What is expected:
Show, from the records below, all lines that contain the word "time".

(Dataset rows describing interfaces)
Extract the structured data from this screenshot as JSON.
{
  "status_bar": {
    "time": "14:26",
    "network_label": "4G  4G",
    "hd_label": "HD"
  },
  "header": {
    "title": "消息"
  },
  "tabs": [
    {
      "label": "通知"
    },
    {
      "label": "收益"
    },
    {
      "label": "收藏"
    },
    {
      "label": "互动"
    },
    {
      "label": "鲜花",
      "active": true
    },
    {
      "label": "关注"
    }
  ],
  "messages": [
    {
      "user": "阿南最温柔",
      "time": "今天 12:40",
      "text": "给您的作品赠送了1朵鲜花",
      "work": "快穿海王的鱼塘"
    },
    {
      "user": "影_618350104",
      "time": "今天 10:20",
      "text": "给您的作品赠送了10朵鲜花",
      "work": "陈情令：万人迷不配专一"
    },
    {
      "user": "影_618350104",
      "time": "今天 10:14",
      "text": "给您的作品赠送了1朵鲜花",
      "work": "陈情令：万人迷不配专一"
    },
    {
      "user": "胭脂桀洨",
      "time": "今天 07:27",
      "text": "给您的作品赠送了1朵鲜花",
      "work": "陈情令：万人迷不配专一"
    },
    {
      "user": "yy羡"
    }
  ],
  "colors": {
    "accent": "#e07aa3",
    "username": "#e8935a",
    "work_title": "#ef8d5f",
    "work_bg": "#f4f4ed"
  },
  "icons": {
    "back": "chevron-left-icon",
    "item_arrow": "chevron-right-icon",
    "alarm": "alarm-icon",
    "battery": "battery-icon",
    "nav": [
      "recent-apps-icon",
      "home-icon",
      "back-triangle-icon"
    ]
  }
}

Task answer:
    "time": "14:26",
      "time": "今天 12:40",
      "time": "今天 10:20",
      "time": "今天 10:14",
      "time": "今天 07:27",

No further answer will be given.